## What to do
Report how many lines below contain the word "deploy", giving the number and no other words.

## Dataset content
=== Begin Enclosure ===

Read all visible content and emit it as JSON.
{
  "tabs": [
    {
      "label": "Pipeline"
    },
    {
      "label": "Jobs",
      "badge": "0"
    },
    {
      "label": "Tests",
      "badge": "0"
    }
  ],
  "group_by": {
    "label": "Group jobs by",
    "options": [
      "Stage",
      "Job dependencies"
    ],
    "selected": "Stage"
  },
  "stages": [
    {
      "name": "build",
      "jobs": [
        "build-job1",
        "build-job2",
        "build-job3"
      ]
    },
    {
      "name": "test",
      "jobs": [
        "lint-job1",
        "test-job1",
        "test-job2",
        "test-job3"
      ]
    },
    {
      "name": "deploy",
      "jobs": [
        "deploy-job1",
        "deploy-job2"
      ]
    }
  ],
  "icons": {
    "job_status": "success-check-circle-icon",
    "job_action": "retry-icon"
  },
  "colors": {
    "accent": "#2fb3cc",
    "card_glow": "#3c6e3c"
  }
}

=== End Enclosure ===

## Written response
3